"Yes, Esroh, I do believe you have said it all," Dan said. He admired the horse, a black mare with two white diamonds on her forehead like horns and two white socks, one front and left, one back and right. Her dread-locked mane had streaks of white running through the black resembling Frankenstein's Bride. Her demeanor was all the contrary from a black and white monster: sweet and gentle, great sense of humor, and a witty tongue that could humble an ostrich.
Esroh the Horse paced round and round, halting only to drink from the water bucket or chew on the oats in the feeding bin. The cat on Danny Mitt's lap was not as patient. Miles the Cat was a little handsy for Dan's taste, with a little too much claw and a little too little to say when it came to himself. Miles was a runaway, that was for sure, but had never divulged his past for Dan and the other animal's listening. Dan preferred openness in his relationships with others, especially emotionally. If two spirits couldn't transcend their fleshy vessels and share their inner-most thoughts, they couldn't be perfect companions. But Dan was patient, like the horse. Dan pet the cat and ignored its occasional clawing and its studious withdrawal from intimate conversation.
"Where do you expect they are, ol' Esroh?"
The black mare raised her head and brayed, stomped her foot, and shivered the way horses do when they are shaking off flies. Miles the Cat jumped from Dan's lap as he stood up. Dan pulled out a flute and held it to his lips.
"I trust your instinct, ol' Esroh. I'll play her favorite tune..." And he began to play.

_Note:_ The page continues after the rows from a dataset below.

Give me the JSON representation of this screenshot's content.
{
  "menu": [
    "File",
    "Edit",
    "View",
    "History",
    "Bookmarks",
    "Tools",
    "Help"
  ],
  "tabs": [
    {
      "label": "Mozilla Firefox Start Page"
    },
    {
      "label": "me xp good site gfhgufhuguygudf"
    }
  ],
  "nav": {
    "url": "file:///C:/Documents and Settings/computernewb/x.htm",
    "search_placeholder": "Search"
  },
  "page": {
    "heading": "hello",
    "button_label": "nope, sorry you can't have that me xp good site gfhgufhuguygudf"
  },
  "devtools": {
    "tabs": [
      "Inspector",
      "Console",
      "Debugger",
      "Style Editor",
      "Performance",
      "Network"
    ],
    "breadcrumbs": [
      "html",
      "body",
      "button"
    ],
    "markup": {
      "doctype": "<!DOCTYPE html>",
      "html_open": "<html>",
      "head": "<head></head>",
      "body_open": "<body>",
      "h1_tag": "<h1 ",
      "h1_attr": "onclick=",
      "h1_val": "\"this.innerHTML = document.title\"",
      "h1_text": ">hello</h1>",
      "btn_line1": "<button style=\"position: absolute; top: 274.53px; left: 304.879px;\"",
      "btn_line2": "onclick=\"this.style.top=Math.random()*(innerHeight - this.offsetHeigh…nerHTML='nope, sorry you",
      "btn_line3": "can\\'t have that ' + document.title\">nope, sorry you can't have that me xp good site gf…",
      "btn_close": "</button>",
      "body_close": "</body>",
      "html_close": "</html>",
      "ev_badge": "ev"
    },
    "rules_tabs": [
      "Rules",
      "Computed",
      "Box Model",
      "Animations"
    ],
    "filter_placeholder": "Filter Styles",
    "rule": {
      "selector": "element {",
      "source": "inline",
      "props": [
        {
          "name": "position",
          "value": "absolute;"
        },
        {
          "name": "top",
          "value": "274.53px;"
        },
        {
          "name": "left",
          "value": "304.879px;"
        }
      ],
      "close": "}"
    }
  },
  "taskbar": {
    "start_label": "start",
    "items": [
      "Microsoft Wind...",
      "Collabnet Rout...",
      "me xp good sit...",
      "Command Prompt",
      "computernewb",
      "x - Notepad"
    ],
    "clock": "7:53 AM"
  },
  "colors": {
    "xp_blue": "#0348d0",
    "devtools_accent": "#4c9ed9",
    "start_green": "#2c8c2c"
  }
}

The flute was a sharp noise in the stillness of the Summer night with the chirp and croak of the forest life in the air. The chorus of insect and other life was a constant rhythm which Dan played to. He used their metronomic consistency to measure the beats, painfully slow at first with much pause and suspense in the notes, but slowly building to bring life to the sorrowful song. As the song came to full swing he danced with the cat, who pranced around his feet as the petting and then the music had softened his hardened heart.
The horse picked up its pace to a light trot, trotting around and around on the roof of the house in the woods. The song became livelier and louder, shrill and climactic in the starlit night. As the song reached its crescendo Dan filled his lungs with air and let out the loudest note of all, filling the night with it so that it spilled over into the countryside. Miles the Cat jumped onto the ledge of the roof, glaring at Dan and his noisy spectacle. Esroh the Horse lifted herself onto her hind legs, kicking the air with the front pair and braying as long and loud as the flute's shrill note. When the echoes from the rooftop cacophony subsided there was a hush when even the forest life quit their droning chorus.
The forest was as silent as the moon in its orbit through the vacuum, seemingly just as eerily unpopulated. But Danny Mitt strained his ears, and it was apparent the horse was also listening intently. The cat gazed in suspense, wondering what ritual had just been completed and what spell had been cast. Danny the Man had his eyes closed, almost trance-like in his concentration. Then the cat heard the drums beating, rattling, booming, banging far off down the dirt road that led from the cabin into the forest.
A smile broke Danny Mitt's trance of concentration. His eyes flickered into open recognition and there was joy in them that far exceeded the gaiety of the song and dance. Esroh trotted up to Dan, nudging his shoulder until he stroked his knotted mane. The cat jumped onto Dan's shoulder, then onto the horse's back and sat down between her powerful shoulders.
"Hear those drums, Miles my cat friend? That is the sound of joyous reunion. You're in for a treat tonight! There will be a feast of the likes we cannot afford! Some events are worth the expense." Danny Mitt climbed over the side of the roof and down the ladder, the cat following behind.